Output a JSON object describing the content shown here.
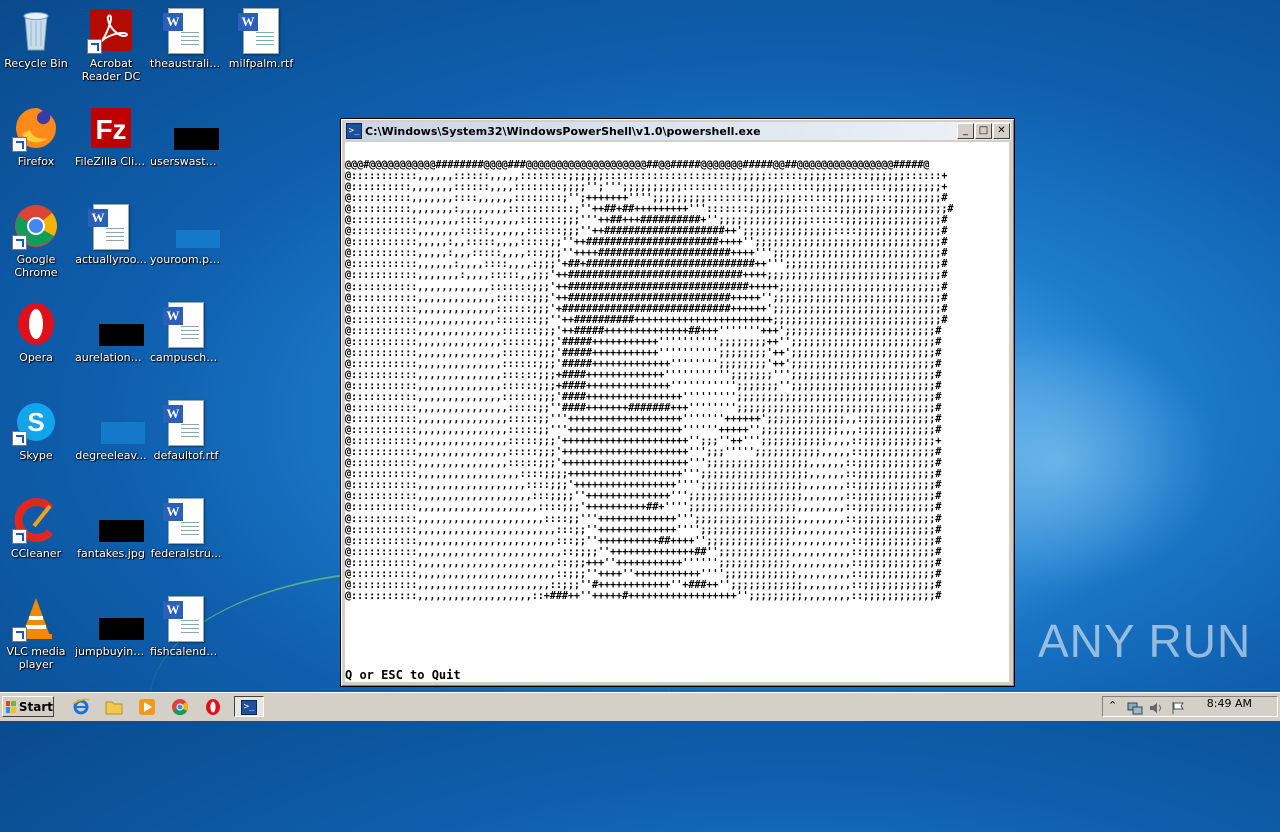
{
  "desktop": {
    "icons": [
      {
        "label": "Recycle Bin",
        "kind": "recycle-bin"
      },
      {
        "label": "Acrobat Reader DC",
        "kind": "acrobat"
      },
      {
        "label": "theaustralia...",
        "kind": "word-doc"
      },
      {
        "label": "milfpalm.rtf",
        "kind": "word-doc"
      },
      {
        "label": "Firefox",
        "kind": "firefox"
      },
      {
        "label": "FileZilla Client",
        "kind": "filezilla"
      },
      {
        "label": "userswaste...",
        "kind": "redacted-image"
      },
      {
        "label": "Google Chrome",
        "kind": "chrome"
      },
      {
        "label": "actuallyroo...",
        "kind": "word-doc"
      },
      {
        "label": "youroom.png",
        "kind": "image"
      },
      {
        "label": "Opera",
        "kind": "opera"
      },
      {
        "label": "aurelationsh...",
        "kind": "redacted-image"
      },
      {
        "label": "campuschar...",
        "kind": "word-doc"
      },
      {
        "label": "Skype",
        "kind": "skype"
      },
      {
        "label": "degreeleav...",
        "kind": "image"
      },
      {
        "label": "defaultof.rtf",
        "kind": "word-doc"
      },
      {
        "label": "CCleaner",
        "kind": "ccleaner"
      },
      {
        "label": "fantakes.jpg",
        "kind": "redacted-image"
      },
      {
        "label": "federalstru...",
        "kind": "word-doc"
      },
      {
        "label": "VLC media player",
        "kind": "vlc"
      },
      {
        "label": "jumpbuying...",
        "kind": "redacted-image"
      },
      {
        "label": "fishcalendar...",
        "kind": "word-doc"
      }
    ]
  },
  "powershell": {
    "title": "C:\\Windows\\System32\\WindowsPowerShell\\v1.0\\powershell.exe",
    "buttons": {
      "minimize": "_",
      "maximize": "□",
      "close": "✕"
    },
    "ascii_art": "@@@#@@@@@@@@@@@########@@@@###@@@@@@@@@@@@@@@@@@@@##@@#####@@@@@@@#####@@##@@@@@@@@@@@@@@@@#####@\n@:::::::::::,,,,,,::::::,,,,,::::::::;;;;;;:::::::::::::::::::::;;;;;;::::::;;;;:::::::;;;;;;::::::+\n@::::::::::,,,,,,,::::::,,,,::::::::;;;;'';''';;;;;;;;;;::::::::::;;;;;;::::::;;;;;;;:::::;;;;;;;;;+\n@::::::::::,,,,,,,::::,,,,,,::::::::;'';+++++++'''';;;;;;;;;::::::::;;;;;;;::::::;;;;;;;:::;;;;;;;;#\n@::::::::::,,,,,,,:,,,,,,,,:::::::::::;''++##+##+++++++++''':::::::;;;;;;;;:::::::;;;;;;;;;;;;;;;;;;#\n@:::::::::::,,,,,,,::::,,,,,,:::::::;;;'''++##+++##########+'';;;;;;;;;;;;;;;::::::;;;;;;;;;;;;;;;;#\n@:::::::::::,,,,,,,:::::,,,,,,::::::;;;''++####################++';;;;;;;;;;;;;;;::::;;;;;;;;;;;;;;#\n@:::::::::::,,,,,:,,:::::,,,,:::::;;''++######################++++'';;;;;;;;;;;;;;;;;;;;;;;;;;;;;;;#\n@:::::::::::,,,,,:,,,:::::,,,,:::;;;''++++######################++++''';;;;;;;;;;;;;;;;;;;;;;;;;;;;#\n@:::::::::::,,,,,,:,,,,::::,,,,:;;;'+##+############################++''';;;;;;;;;;;;;;;;;;;;;;;;;;#\n@:::::::::::,,,,,,,:,,,,:::::,,;;;'++#############################++++;;;;;;;;;;;;;;;;;;;;;;;;;;;;;#\n@:::::::::::,,,,,,,,,,,,:::::::;;;'++##############################+++++;;;;;;;;;;;;;;;;;;;;;;;;;;;#\n@:::::::::::,,,,,,,,,,,,,::::::;;;'++###########################+++++'';;;;;;;;;;;;;;;;;;;;;;;;;;;;#\n@:::::::::::,,,,,,,,,,,,,::::::;;;'+############################++++++';;;;;;;;;;;;;;;;;;;;;;;;;;;;#\n@:::::::::::,,,,,,,,,,,,,:::::::;;''++##########+++++++++++++++++++++++;;;;;;;;;;;;;;;;;;;;;;;;;;;;#\n@:::::::::::,,,,,,,,,,,,,,::::::;;;'++#####++++++++++++++##+++'''''''+++';;;;;;;;;;;;;;;;;;;;;;;;;#\n@:::::::::::,,,,,,,,,,,,,,::::::;;;'#####+++++++++++'''''''''';;;;;;;;++'';;;;;;;;;;;;;;;;;;;;;;;;#\n@:::::::::::,,,,,,,,,,,,,,::::::;;;'#####+++++++++++'''''''''';;;;;;;;'++';;;;;;;;;;;;;;;;;;;;;;;;#\n@:::::::::::,,,,,,,,,,,,,,::::::;;;'#####+++++++++++++'''''''';;;;;;;;'++';;;;;;;;;;;;;;;;;;;;;;;;#\n@:::::::::::,,,,,,,,,,,,,,::::::;;;+####+++++++++++++''''''''''';;;;;;;''';;;;;;;;;;;;;;;;;;;;;;;;#\n@:::::::::::,,,,,,,,,,,,,,::::::;;;+####++++++++++++++''''''''''';;;;;;;'';;;;;;;;;;;;;;;;;;;;;;;;#\n@:::::::::::,,,,,,,,,,,,,,::::::;;;'####++++++++++++++++''''''''';;;;;;;;;;;;;;;;;;;;;;;;;;;;;;;;;#\n@:::::::::::,,,,,,,,,,,,,,,:::::;;''####+++++++#######+++'''''''';;;;;;;;;;;;;;;;;;;;;;;;;;;;;;;;;#\n@:::::::::::,,,,,,,,,,,,,,,:::::;;'''+++++++++++++++++++'''''''++++++';;;;;;;;;;;;;,,:;;;;;;;;;;;;#\n@:::::::::::,,,,,,,,,,,,,,,:::::;;'''+++++++++++++++++++''''''+++++'';;;;;;;;;;;;;,,,:;;;;;;;;;;;;#\n@:::::::::::,,,,,,,,,,,,,,,:::::;;;'+++++++++++++++++++++'';;;''++''';;;;;;;;;;;,,,,::;;;;;;;;;;;;+\n@:::::::::::,,,,,,,,,,,,,,,:::::;;;'+++++++++++++++++++++''';;;''''';;;;;;;;;;;,,,,,::;;;;;;;;;;;;#\n@:::::::::::,,,,,,,,,,,,,,,:::::;;;'+++++++++++++++++++++''';;;;;;;;;;;;;;;;;,,,,,,::;;;;;;;;;;;;;#\n@:::::::::::,,,,,,,,,,,,,,,,,::::;;;;+++++++++++++++++++''';;;;;;;;;;;;;;;;;;,,,,,,::;;;;;;;;;;;;;#\n@:::::::::::,,,,,,,,,,,,,,,,,,::::;;;'+++++++++++++++++'''';;;;;;;;;;;;;;;;;,,,,,,,::;;;;;;;;;;;;;#\n@:::::::::::,,,,,,,,,,,,,,,,,,,:::;;;;''++++++++++++++''';;;;;;;;;;;;;;;;;;;,,,,,,,::;;;;;;;;;;;;;#\n@:::::::::::,,,,,,,,,,,,,,,,,,,,::::;;;'++++++++++##+'''';;;;;;;;;;;;;;;;;;,,,,,,,,::;;;;;;;;;;;;;#\n@:::::::::::,,,,,,,,,,,,,,,,,,,,,::::;;'''+++++++++++++''';;;;;;;;;;;;;;;;;,,,,,,,,::;;;;;;;;;;;;;#\n@:::::::::::,,,,,,,,,,,,,,,,,,,,,,,:::;;''+++++++++++++'''';;;;;;;;;;;;;;;;,,,,,,,,,::;;;;;;;;;;;;#\n@:::::::::::,,,,,,,,,,,,,,,,,,,,,,,:::;;''++++++++++##++++'';;;;;;;;;;;;;;,,,,,,,,,,::;;;;;;;;;;;;#\n@:::::::::::,,,,,,,,,,,,,,,,,,,,,,,,::;;;;''++++++++++++++##'';;;;;;;;;;;;,,,,,,,,,,::;;;;;;;;;;;;#\n@:::::::::::,,,,,,,,,,,,,,,,,,,,,,,::;;;+++''+++++++++++'''''';;;;;;;;;;;;,,,,,,,,,,::;;;;;;;;;;;;#\n@:::::::::::,,,,,,,,,,,,,,,,,,,,,,,::;;;''++++''+++++++++++'''';;;;;;;;;;;;,,,,,,,,,::;;;;;;;;;;;;#\n@:::::::::::,,,,,,,,,,,,,,,,,,,,,,::;;;''#++++++++++++''+###++'';;;;;;;;;;;;,,,,,,,,::;;;;;;;;;;;;#\n@:::::::::::,,,,,,,,,,,,,,,,,,,::+###++''+++++#++++++++++++++++++'';;;;;;;;;,,,,,,,,::;;;;;;;;;;;;#",
    "quit_hint": "Q or ESC to Quit"
  },
  "taskbar": {
    "start_label": "Start",
    "clock": "8:49 AM"
  },
  "watermark": {
    "text": "ANY RUN"
  }
}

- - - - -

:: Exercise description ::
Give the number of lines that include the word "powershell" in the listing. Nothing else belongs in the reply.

:: Answer box ::
2